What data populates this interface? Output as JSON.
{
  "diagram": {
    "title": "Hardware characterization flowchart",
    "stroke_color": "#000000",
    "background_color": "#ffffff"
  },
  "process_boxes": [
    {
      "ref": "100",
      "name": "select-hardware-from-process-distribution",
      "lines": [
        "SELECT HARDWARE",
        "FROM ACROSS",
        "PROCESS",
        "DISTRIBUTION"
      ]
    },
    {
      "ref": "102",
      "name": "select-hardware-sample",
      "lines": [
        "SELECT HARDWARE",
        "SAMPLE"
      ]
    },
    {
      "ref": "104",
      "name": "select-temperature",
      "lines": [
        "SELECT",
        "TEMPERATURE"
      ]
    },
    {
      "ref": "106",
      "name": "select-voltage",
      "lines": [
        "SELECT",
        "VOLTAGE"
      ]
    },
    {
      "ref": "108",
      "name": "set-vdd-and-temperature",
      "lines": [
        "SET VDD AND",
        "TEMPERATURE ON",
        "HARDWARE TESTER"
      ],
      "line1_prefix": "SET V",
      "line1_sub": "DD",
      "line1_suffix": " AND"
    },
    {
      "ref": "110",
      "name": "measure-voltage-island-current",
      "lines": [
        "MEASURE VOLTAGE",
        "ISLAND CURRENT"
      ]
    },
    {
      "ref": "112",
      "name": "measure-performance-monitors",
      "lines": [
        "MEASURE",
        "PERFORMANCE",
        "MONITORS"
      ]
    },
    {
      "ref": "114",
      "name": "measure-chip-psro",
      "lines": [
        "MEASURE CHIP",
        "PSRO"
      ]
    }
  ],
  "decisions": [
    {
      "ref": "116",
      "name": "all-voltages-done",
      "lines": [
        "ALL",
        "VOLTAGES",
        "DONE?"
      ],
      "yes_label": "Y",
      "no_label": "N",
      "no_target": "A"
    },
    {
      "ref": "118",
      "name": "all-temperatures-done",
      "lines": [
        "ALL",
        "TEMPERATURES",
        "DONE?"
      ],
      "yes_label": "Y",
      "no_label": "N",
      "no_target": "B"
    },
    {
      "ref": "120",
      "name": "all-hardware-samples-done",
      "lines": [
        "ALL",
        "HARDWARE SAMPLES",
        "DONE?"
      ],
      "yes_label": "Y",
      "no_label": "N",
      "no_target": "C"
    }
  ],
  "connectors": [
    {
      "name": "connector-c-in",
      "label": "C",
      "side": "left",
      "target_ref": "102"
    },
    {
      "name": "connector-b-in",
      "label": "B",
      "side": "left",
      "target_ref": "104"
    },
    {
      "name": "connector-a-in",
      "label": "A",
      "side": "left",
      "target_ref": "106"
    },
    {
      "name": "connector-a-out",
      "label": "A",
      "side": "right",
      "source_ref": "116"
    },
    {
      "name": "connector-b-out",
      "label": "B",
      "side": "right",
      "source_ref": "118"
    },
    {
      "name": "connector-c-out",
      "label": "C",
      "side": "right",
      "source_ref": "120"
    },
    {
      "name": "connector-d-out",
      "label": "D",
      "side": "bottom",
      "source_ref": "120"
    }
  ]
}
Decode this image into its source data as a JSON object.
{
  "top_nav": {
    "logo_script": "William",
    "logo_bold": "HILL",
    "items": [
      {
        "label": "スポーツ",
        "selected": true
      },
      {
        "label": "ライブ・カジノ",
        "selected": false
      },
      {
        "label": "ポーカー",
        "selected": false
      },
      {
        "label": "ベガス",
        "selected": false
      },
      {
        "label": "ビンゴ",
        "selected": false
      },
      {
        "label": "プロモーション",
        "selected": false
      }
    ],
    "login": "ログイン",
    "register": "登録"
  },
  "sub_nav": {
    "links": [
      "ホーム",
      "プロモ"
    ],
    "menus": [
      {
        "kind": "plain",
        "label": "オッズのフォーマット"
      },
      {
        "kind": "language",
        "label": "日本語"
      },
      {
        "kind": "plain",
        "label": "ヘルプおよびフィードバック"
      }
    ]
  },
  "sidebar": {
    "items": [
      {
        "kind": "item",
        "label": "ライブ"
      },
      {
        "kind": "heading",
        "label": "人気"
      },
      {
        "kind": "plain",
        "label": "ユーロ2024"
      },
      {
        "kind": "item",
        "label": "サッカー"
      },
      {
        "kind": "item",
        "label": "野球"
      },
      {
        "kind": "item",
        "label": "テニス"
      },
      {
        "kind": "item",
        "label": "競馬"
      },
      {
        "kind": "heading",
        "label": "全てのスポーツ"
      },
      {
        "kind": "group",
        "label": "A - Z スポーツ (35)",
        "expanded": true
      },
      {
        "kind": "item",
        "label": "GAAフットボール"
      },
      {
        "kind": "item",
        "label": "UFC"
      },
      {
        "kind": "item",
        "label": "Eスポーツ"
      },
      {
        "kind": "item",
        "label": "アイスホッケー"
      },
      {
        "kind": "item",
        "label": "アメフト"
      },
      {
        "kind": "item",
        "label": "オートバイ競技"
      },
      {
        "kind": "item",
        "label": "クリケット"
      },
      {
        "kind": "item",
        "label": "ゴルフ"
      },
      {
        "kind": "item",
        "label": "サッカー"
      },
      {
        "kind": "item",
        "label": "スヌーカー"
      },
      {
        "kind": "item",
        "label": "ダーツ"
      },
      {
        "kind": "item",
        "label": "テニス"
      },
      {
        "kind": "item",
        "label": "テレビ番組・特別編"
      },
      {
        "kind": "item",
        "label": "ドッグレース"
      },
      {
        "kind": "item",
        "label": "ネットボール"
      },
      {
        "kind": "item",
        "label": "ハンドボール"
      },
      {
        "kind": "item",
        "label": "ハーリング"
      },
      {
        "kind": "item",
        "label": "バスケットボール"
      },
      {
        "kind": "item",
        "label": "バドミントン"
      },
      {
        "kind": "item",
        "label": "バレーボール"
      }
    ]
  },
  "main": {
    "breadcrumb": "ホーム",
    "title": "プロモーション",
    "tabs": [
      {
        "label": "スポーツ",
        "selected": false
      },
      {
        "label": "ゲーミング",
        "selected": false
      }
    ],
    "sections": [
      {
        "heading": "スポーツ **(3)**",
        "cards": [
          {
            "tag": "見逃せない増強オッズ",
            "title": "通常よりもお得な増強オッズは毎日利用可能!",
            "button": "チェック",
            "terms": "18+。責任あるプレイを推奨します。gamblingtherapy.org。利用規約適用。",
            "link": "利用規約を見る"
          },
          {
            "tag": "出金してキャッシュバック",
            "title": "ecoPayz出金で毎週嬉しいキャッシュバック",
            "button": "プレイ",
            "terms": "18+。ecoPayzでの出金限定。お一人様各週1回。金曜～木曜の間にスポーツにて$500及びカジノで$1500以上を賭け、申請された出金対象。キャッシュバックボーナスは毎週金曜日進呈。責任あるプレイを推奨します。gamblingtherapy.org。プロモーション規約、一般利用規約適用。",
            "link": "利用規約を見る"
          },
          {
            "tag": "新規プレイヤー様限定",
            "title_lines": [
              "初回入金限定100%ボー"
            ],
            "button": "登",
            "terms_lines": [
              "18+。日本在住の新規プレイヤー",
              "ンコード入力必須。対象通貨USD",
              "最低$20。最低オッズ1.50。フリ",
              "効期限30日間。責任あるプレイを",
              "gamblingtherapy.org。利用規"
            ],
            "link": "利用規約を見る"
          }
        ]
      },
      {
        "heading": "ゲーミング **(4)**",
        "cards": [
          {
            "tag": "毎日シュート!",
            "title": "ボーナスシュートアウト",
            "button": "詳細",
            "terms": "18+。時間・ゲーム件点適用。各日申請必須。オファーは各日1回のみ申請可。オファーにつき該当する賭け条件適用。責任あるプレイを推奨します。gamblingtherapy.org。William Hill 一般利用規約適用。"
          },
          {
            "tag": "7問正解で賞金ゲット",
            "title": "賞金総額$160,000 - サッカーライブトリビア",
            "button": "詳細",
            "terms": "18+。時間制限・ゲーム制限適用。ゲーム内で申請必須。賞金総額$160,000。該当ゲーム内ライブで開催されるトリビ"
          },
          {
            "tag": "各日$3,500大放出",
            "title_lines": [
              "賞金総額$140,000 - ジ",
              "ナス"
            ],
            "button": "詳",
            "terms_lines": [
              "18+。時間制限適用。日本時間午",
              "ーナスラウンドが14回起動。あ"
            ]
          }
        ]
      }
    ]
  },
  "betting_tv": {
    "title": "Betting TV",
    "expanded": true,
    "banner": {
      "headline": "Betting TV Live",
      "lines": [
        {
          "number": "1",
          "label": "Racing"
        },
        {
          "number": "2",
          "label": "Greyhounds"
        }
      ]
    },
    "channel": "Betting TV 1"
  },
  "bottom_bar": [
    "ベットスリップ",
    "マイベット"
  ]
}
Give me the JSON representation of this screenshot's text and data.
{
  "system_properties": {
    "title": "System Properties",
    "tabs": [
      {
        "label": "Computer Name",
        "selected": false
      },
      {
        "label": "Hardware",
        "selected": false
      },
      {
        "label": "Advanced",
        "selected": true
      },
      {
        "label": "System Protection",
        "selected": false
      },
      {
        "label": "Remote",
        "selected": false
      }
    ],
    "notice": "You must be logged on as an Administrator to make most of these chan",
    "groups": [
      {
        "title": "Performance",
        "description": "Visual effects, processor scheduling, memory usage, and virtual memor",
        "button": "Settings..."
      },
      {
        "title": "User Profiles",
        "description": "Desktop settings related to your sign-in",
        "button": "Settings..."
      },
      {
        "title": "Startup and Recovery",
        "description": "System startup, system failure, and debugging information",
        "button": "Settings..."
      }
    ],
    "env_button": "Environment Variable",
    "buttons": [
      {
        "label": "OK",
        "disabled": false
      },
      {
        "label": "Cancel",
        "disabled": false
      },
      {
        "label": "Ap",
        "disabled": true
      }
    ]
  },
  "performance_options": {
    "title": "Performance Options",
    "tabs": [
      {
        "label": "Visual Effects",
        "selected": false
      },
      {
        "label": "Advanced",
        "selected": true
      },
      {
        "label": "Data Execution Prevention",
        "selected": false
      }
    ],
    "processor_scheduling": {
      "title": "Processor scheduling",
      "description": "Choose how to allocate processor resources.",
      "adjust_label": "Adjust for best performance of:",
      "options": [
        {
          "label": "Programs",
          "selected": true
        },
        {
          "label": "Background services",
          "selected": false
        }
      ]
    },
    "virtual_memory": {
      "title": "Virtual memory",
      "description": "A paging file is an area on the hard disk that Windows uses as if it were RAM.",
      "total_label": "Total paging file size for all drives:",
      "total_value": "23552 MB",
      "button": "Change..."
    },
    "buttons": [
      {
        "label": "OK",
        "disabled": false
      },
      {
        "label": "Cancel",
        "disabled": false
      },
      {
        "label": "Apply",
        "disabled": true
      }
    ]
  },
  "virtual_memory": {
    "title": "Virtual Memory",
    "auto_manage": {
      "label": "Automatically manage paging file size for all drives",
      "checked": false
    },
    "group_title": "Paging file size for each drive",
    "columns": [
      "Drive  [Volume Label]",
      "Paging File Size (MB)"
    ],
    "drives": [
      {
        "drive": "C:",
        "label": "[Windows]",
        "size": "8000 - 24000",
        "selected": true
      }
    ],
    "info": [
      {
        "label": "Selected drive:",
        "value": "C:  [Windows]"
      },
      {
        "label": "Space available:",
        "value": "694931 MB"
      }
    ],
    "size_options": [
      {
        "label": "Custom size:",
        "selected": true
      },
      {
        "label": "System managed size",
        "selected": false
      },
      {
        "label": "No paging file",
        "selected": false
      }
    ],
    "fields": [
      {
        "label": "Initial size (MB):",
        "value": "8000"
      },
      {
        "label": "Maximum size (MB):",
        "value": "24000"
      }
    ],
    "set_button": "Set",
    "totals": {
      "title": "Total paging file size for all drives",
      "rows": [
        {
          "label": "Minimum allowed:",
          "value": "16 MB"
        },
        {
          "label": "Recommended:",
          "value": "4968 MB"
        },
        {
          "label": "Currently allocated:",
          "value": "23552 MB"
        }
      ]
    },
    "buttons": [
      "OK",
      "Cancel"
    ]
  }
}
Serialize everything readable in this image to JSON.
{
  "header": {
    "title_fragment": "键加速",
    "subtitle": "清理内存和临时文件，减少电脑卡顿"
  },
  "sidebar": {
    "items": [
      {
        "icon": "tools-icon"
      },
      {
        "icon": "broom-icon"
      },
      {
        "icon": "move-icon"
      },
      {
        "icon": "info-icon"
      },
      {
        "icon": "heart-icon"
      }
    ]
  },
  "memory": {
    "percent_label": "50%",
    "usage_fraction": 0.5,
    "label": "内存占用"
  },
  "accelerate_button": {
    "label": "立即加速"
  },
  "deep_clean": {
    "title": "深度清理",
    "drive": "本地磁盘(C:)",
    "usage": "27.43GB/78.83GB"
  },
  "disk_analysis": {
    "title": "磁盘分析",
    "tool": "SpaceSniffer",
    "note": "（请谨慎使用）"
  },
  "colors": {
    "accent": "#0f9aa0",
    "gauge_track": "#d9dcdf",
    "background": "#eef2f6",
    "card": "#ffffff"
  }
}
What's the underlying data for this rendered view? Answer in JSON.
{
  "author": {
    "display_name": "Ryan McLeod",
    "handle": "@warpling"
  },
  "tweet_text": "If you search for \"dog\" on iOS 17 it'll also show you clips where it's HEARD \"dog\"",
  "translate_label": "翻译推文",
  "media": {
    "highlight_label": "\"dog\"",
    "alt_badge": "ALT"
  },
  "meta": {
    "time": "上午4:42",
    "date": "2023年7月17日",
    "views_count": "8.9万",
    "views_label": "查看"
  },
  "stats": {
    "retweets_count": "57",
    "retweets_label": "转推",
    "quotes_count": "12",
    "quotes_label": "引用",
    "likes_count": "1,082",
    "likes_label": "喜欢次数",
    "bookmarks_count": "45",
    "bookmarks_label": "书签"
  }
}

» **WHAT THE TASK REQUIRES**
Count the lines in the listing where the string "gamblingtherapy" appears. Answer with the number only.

» **WRITTEN REPLY**
4